Could you repeat the records below exactly, leaving the pictures out?

*** DATA SUPPLIED ***

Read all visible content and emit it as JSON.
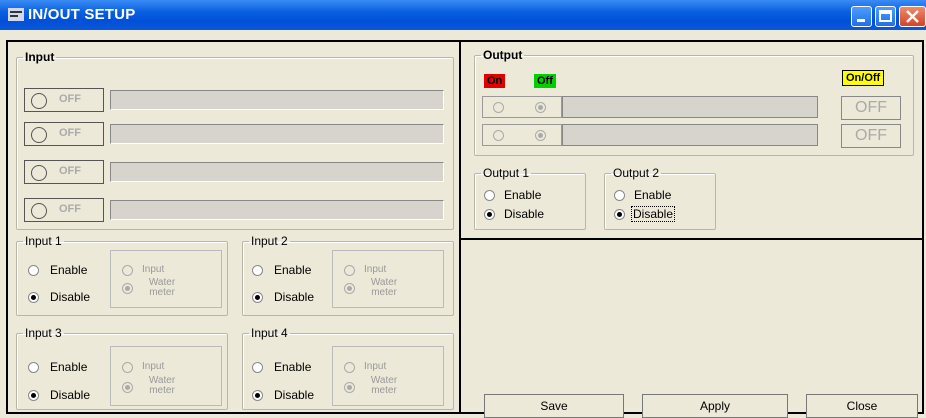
{
  "window": {
    "title": "IN/OUT SETUP"
  },
  "input": {
    "title": "Input",
    "leds": [
      {
        "state": "OFF"
      },
      {
        "state": "OFF"
      },
      {
        "state": "OFF"
      },
      {
        "state": "OFF"
      }
    ],
    "groups": [
      {
        "label": "Input 1",
        "enable": "Enable",
        "disable": "Disable",
        "selected": "Disable",
        "opt_input": "Input",
        "opt_water": "Water meter"
      },
      {
        "label": "Input 2",
        "enable": "Enable",
        "disable": "Disable",
        "selected": "Disable",
        "opt_input": "Input",
        "opt_water": "Water meter"
      },
      {
        "label": "Input 3",
        "enable": "Enable",
        "disable": "Disable",
        "selected": "Disable",
        "opt_input": "Input",
        "opt_water": "Water meter"
      },
      {
        "label": "Input 4",
        "enable": "Enable",
        "disable": "Disable",
        "selected": "Disable",
        "opt_input": "Input",
        "opt_water": "Water meter"
      }
    ]
  },
  "output": {
    "title": "Output",
    "on_label": "On",
    "off_label": "Off",
    "onoff_label": "On/Off",
    "rows": [
      {
        "button": "OFF"
      },
      {
        "button": "OFF"
      }
    ],
    "groups": [
      {
        "label": "Output 1",
        "enable": "Enable",
        "disable": "Disable",
        "selected": "Disable"
      },
      {
        "label": "Output 2",
        "enable": "Enable",
        "disable": "Disable",
        "selected": "Disable"
      }
    ]
  },
  "buttons": {
    "save": "Save",
    "apply": "Apply",
    "close": "Close"
  },
  "colors": {
    "title_bar": "#0050d8",
    "on_badge": "#e00000",
    "off_badge": "#00d000",
    "onoff_badge": "#ffff00"
  }
}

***

__OUTPUT__.
Read all visible content and emit it as JSON.
{
  "window": {
    "title": "IN/OUT SETUP"
  },
  "input": {
    "title": "Input",
    "leds": [
      {
        "state": "OFF"
      },
      {
        "state": "OFF"
      },
      {
        "state": "OFF"
      },
      {
        "state": "OFF"
      }
    ],
    "groups": [
      {
        "label": "Input 1",
        "enable": "Enable",
        "disable": "Disable",
        "selected": "Disable",
        "opt_input": "Input",
        "opt_water": "Water meter"
      },
      {
        "label": "Input 2",
        "enable": "Enable",
        "disable": "Disable",
        "selected": "Disable",
        "opt_input": "Input",
        "opt_water": "Water meter"
      },
      {
        "label": "Input 3",
        "enable": "Enable",
        "disable": "Disable",
        "selected": "Disable",
        "opt_input": "Input",
        "opt_water": "Water meter"
      },
      {
        "label": "Input 4",
        "enable": "Enable",
        "disable": "Disable",
        "selected": "Disable",
        "opt_input": "Input",
        "opt_water": "Water meter"
      }
    ]
  },
  "output": {
    "title": "Output",
    "on_label": "On",
    "off_label": "Off",
    "onoff_label": "On/Off",
    "rows": [
      {
        "button": "OFF"
      },
      {
        "button": "OFF"
      }
    ],
    "groups": [
      {
        "label": "Output 1",
        "enable": "Enable",
        "disable": "Disable",
        "selected": "Disable"
      },
      {
        "label": "Output 2",
        "enable": "Enable",
        "disable": "Disable",
        "selected": "Disable"
      }
    ]
  },
  "buttons": {
    "save": "Save",
    "apply": "Apply",
    "close": "Close"
  },
  "colors": {
    "title_bar": "#0050d8",
    "on_badge": "#e00000",
    "off_badge": "#00d000",
    "onoff_badge": "#ffff00"
  }
}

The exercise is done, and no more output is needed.